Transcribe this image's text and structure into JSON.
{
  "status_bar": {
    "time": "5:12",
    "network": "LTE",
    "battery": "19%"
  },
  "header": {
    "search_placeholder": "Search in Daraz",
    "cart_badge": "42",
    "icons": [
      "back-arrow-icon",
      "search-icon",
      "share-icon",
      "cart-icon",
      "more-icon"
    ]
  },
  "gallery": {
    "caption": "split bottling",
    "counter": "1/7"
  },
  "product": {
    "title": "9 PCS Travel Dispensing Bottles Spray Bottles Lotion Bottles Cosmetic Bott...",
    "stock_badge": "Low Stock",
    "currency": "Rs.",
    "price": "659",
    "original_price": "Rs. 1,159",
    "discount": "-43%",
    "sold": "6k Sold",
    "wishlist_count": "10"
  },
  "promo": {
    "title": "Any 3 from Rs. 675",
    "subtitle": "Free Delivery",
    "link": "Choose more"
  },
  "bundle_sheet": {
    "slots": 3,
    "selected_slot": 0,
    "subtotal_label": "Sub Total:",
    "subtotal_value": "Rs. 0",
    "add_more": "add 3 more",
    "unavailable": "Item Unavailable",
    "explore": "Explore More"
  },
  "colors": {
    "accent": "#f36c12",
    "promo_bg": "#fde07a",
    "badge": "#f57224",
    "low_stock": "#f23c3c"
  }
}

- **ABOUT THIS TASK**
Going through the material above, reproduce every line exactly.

- **RESPONSE FOR THIS EXERCISE**
Transcribe this image's text and structure into JSON.
{
  "status_bar": {
    "time": "5:12",
    "network": "LTE",
    "battery": "19%"
  },
  "header": {
    "search_placeholder": "Search in Daraz",
    "cart_badge": "42",
    "icons": [
      "back-arrow-icon",
      "search-icon",
      "share-icon",
      "cart-icon",
      "more-icon"
    ]
  },
  "gallery": {
    "caption": "split bottling",
    "counter": "1/7"
  },
  "product": {
    "title": "9 PCS Travel Dispensing Bottles Spray Bottles Lotion Bottles Cosmetic Bott...",
    "stock_badge": "Low Stock",
    "currency": "Rs.",
    "price": "659",
    "original_price": "Rs. 1,159",
    "discount": "-43%",
    "sold": "6k Sold",
    "wishlist_count": "10"
  },
  "promo": {
    "title": "Any 3 from Rs. 675",
    "subtitle": "Free Delivery",
    "link": "Choose more"
  },
  "bundle_sheet": {
    "slots": 3,
    "selected_slot": 0,
    "subtotal_label": "Sub Total:",
    "subtotal_value": "Rs. 0",
    "add_more": "add 3 more",
    "unavailable": "Item Unavailable",
    "explore": "Explore More"
  },
  "colors": {
    "accent": "#f36c12",
    "promo_bg": "#fde07a",
    "badge": "#f57224",
    "low_stock": "#f23c3c"
  }
}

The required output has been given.